Tech & Work

Coding camp graduates are snagging jobs and higher salaries, says new survey

A new survey from CourseReport shows coding camps do well with post-graduate employment, and not so well with diversity.

keepcalm.jpg
Image: Launch Academy

A new study from CourseReport shows an optimistic view on employment for coding camps alumni. The results, compiled from coding camp graduates from 48 schools across the United States and Canada, said that 75% of respondents are currently employed, and 44% saw a salary increase of roughly $25,000 dollars.

"I think these numbers are sort of an affirmation of the overall industry's trajectory," said CourseReport's Adam Lovallo. Whether that trend holds is a separate story. "The reality of these programs is if they get people into jobs, they will grow further than they are today. If they don't, they won't exist," he said.

DevBootcamp's Dave Hoover had similar thoughts: "The $25,000 average salary increase explains the incredible proliferation of these programs across the country," he said.

One potential outcome of any type of validation of the bootcamp model, is the adoption of that model in other areas like design, marketing, or product management Lovallo said.

Louise Au Yeung graduated from Launch Academy in Boston in October 2013. She had no prior coding experience, but is now employed as a developer. She said looking back, she wishes she'd been able to test out other disciplines using the bootcamp model because it's easier to see the practical application of skills.

"I would have known a lot better what I would have wanted to do eight hours a day, five days a week, 40 plus hours a week, every week of my life — it would have been much more valuable," she said.

Though, she also said it remains to be seen how bootcamps will shift and graduates will cope as technology changes.

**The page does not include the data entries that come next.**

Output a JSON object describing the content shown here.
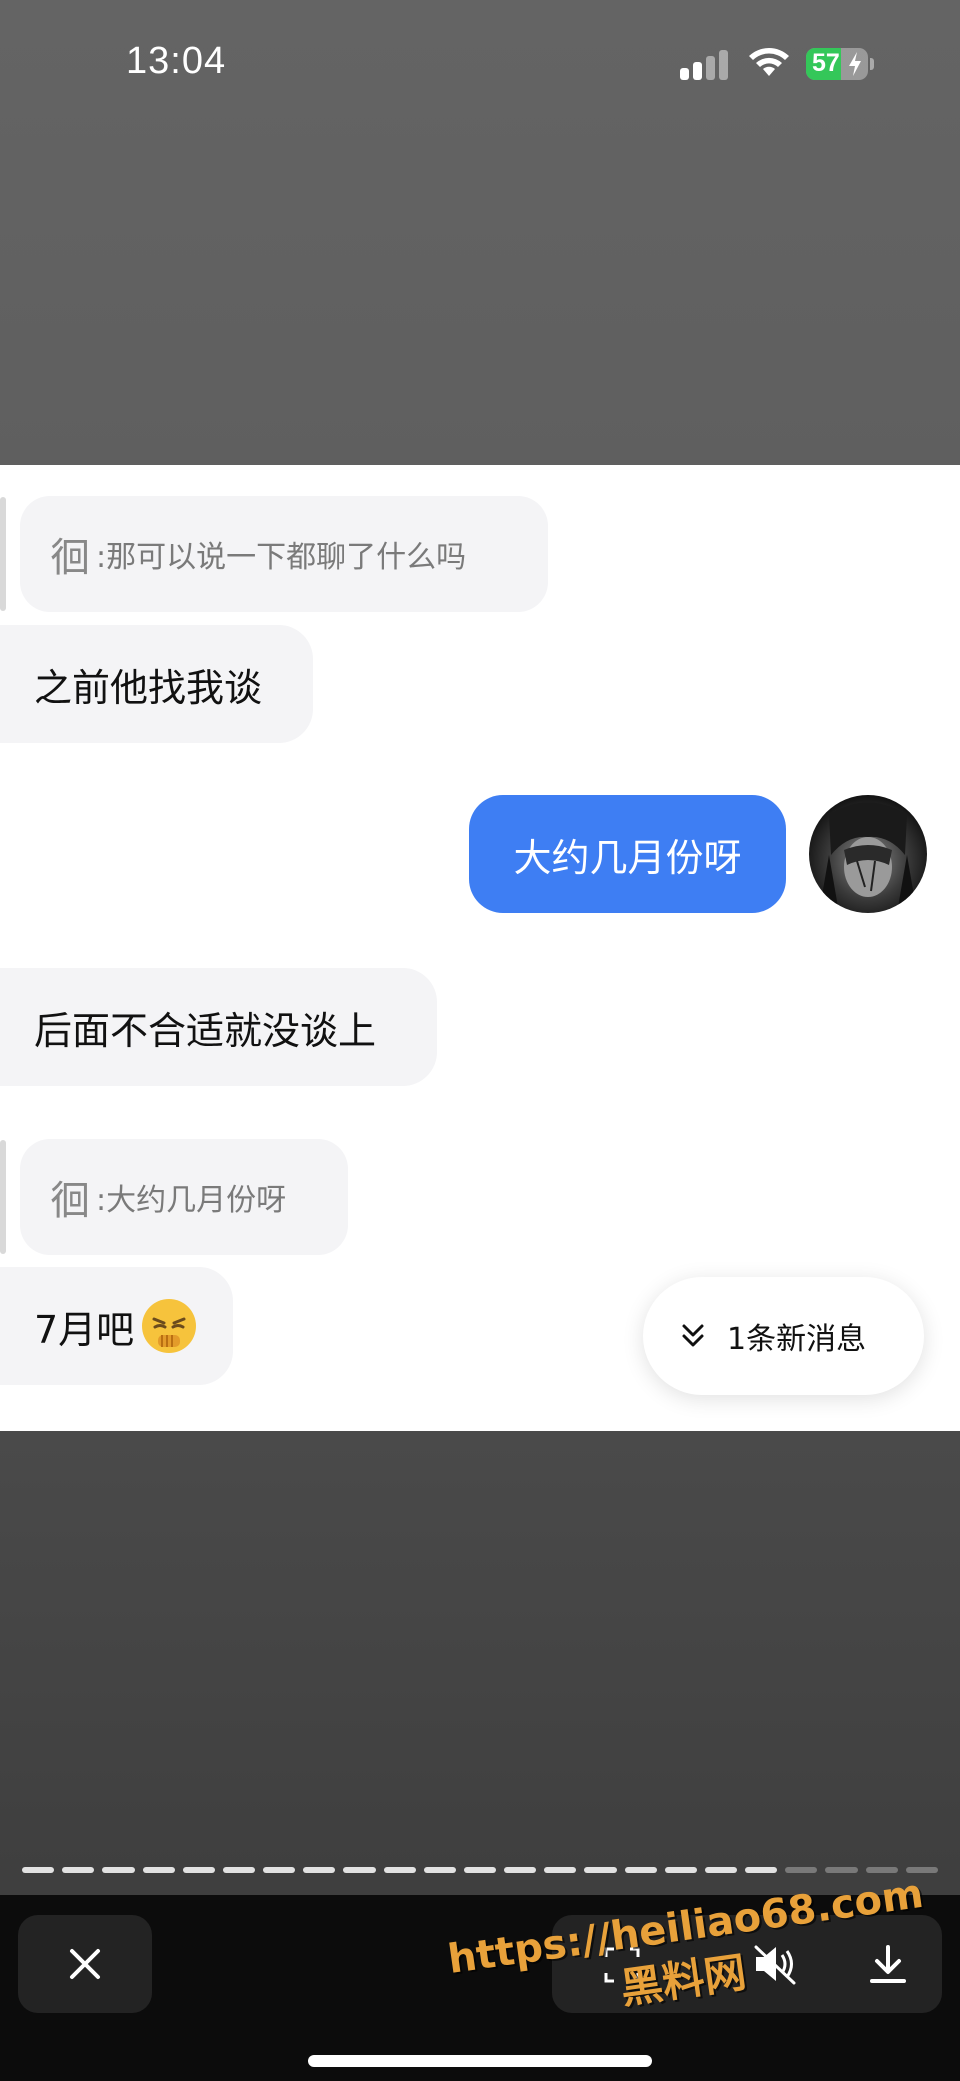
{
  "status_bar": {
    "time": "13:04",
    "battery_level": "57",
    "battery_fraction": 0.57,
    "icons": [
      "cellular-signal-icon",
      "wifi-icon",
      "battery-charging-icon"
    ]
  },
  "chat": {
    "quote1": {
      "name": "徊",
      "text": ":那可以说一下都聊了什么吗"
    },
    "msg1": "之前他找我谈",
    "msg2_outgoing": "大约几月份呀",
    "msg3": "后面不合适就没谈上",
    "quote2": {
      "name": "徊",
      "text": ":大约几月份呀"
    },
    "msg4": "7月吧",
    "msg4_emoji": "thinking-emoji",
    "new_messages": "1条新消息"
  },
  "story": {
    "segments_total": 23,
    "segments_viewed": 19
  },
  "bottom_bar": {
    "icons": [
      "close-icon",
      "scan-icon",
      "mute-icon",
      "download-icon"
    ]
  },
  "watermark": {
    "url": "https://heiliao68.com",
    "name": "黑料网"
  },
  "colors": {
    "outgoing_bubble": "#3e7ef3",
    "incoming_bubble": "#f4f4f6",
    "battery_green": "#34c759",
    "watermark": "#e8a13a"
  }
}
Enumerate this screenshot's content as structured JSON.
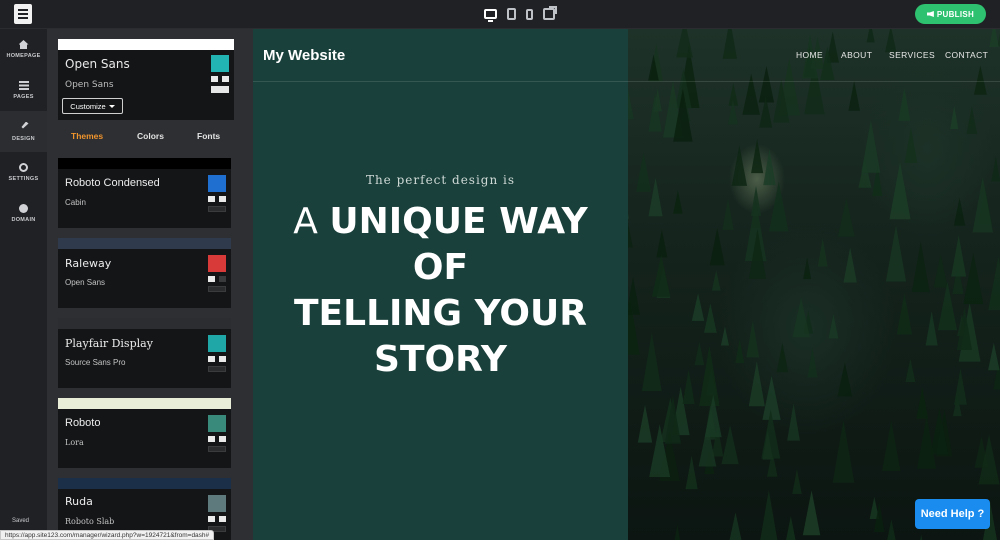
{
  "top": {
    "publish_label": "PUBLISH"
  },
  "nav": {
    "items": [
      {
        "label": "HOMEPAGE",
        "icon": "home-icon"
      },
      {
        "label": "PAGES",
        "icon": "pages-icon"
      },
      {
        "label": "DESIGN",
        "icon": "brush-icon"
      },
      {
        "label": "SETTINGS",
        "icon": "gear-icon"
      },
      {
        "label": "DOMAIN",
        "icon": "globe-icon"
      }
    ],
    "saved_label": "Saved"
  },
  "current_theme": {
    "heading_font": "Open Sans",
    "body_font": "Open Sans",
    "customize_label": "Customize",
    "accent": "#22b3b3"
  },
  "tabs": [
    "Themes",
    "Colors",
    "Fonts"
  ],
  "themes": [
    {
      "name": "Roboto Condensed",
      "sub": "Cabin",
      "strip": "#000000",
      "accent": "#1f6fd1"
    },
    {
      "name": "Raleway",
      "sub": "Open Sans",
      "strip": "#2f3a4d",
      "accent": "#d83a3a"
    },
    {
      "name": "Playfair Display",
      "sub": "Source Sans Pro",
      "strip": "#2b2d30",
      "accent": "#1fa7a7"
    },
    {
      "name": "Roboto",
      "sub": "Lora",
      "strip": "#e9eed9",
      "accent": "#3a8a7c"
    },
    {
      "name": "Ruda",
      "sub": "Roboto Slab",
      "strip": "#1b3048",
      "accent": "#5f7a7d"
    }
  ],
  "status_url": "https://app.site123.com/manager/wizard.php?w=1924721&from=dash#",
  "site": {
    "title": "My Website",
    "menu": [
      "HOME",
      "ABOUT",
      "SERVICES",
      "CONTACT"
    ],
    "tagline": "The perfect design is",
    "hero_thin": "A",
    "hero_line1": "UNIQUE WAY",
    "hero_line2": "OF",
    "hero_line3": "TELLING YOUR",
    "hero_line4": "STORY",
    "pane_color": "#1a403b"
  },
  "help_label": "Need Help ?"
}
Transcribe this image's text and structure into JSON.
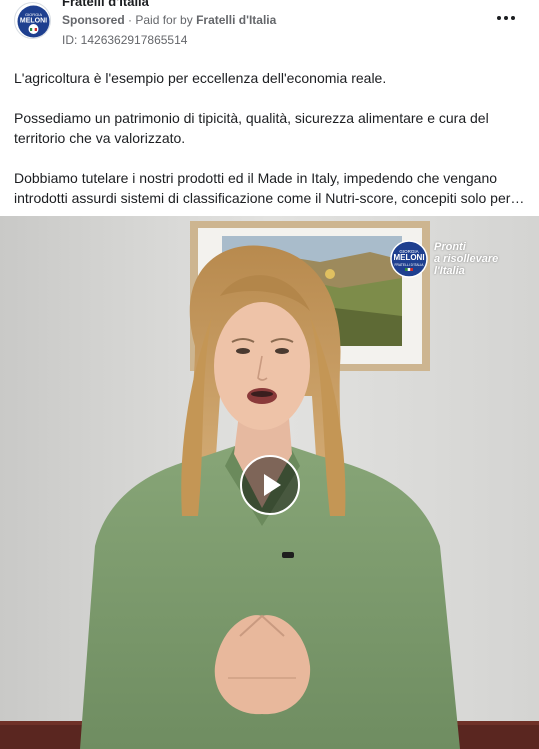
{
  "post": {
    "page_name": "Fratelli d'Italia",
    "sponsored_label": "Sponsored",
    "separator": "·",
    "paid_for_prefix": "Paid for by",
    "payer": "Fratelli d'Italia",
    "ad_id": "ID: 1426362917865514",
    "more_icon": "more-horizontal-icon",
    "avatar_logo": "giorgia-meloni-logo",
    "avatar_lines": [
      "GIORGIA",
      "MELONI",
      "FRATELLI D'ITALIA"
    ]
  },
  "body": {
    "paragraph_1": "L'agricoltura è l'esempio per eccellenza dell'economia reale.",
    "paragraph_2_line_1": "Possediamo un patrimonio di tipicità, qualità, sicurezza alimentare e cura del",
    "paragraph_2_line_2": "territorio che va valorizzato.",
    "paragraph_3_line_1": "Dobbiamo tutelare i nostri prodotti ed il Made in Italy, impedendo che vengano",
    "paragraph_3_line_2": "introdotti assurdi sistemi di classificazione come il Nutri-score, concepiti solo per…"
  },
  "video": {
    "play_icon": "play-icon",
    "watermark_logo_lines": [
      "GIORGIA",
      "MELONI",
      "FRATELLI D'ITALIA"
    ],
    "watermark_text_line_1": "Pronti",
    "watermark_text_line_2": "a risollevare",
    "watermark_text_line_3": "l'Italia",
    "colors": {
      "wall": "#dcdcda",
      "shirt": "#7d9a6c",
      "hair": "#c99a5a",
      "sofa": "#5a2620"
    }
  }
}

The report also delved into the demographics of the students attending coding camps. In terms of gender diversity, about 38% of coding camps students are female. In contrast, NPR reported last year that about 20% of all programmers are women.

"It's still not s 50/50 ratio, but walk around a tech company, and they don't have that same representation of women amongst any engineering department," Lovallo said.

Since the lack diversity is a "known issue," as Lovallo put it, in tech, he said that bootcamps could be a recruiting option for companies wanting to increase their efforts toward a more diverse staff.

"I think that's great for everybody involved. It's maybe not truly altruistic, but nonetheless has positive impact," he said.

In terms of ethnic and racial diversity, Lovallo said the findings were disappointing- 63% of students are white, 18% Asian American, 17% Other, and 1% Black. Lovallo said there's definitely room for improvement there.

Certain bootcamps are making efforts to bridge the gap. Flatiron School in New York City offers grants for females and minorities. Launch Academy knocks $500 off their $12,500 tuition for veterans, females, and minorities. They also partnered with the Boston chapter of Girl Develop It on a five-week introduction to Ruby. Additional scholarships go to students associated with groups like Girl Develop It or RailsBridge.

Au Yeung said she never encountered an unwelcoming vibe, but on a broader level, but there's still a ways to go in terms of making sure girls know that programming is a viable career path.

"We had a pretty high number of women in my group. They're definitely still underrepresented. But when looking at CourseReport, I think you can see that females are represented more than the traditional workplace environment [in tech]. I think that indicates it's shifting but we're not quite there yet."

Launch Academy's Evan Charles said encouraging diversity in the cohorts at Launch Academy benefits the students, "For us, we think it's the right thing to do, but more importantly, we actually find that diversity helps collaboration during the program, and the more collaboration we can have, the better, because that's directly correlated to learning outcomes."

Also see:

About Erin Carson

Erin Carson is a Staff Reporter for CNET and a former Multimedia Editor for TechRepublic.

Editor's Picks

Free Newsletters, In your Inbox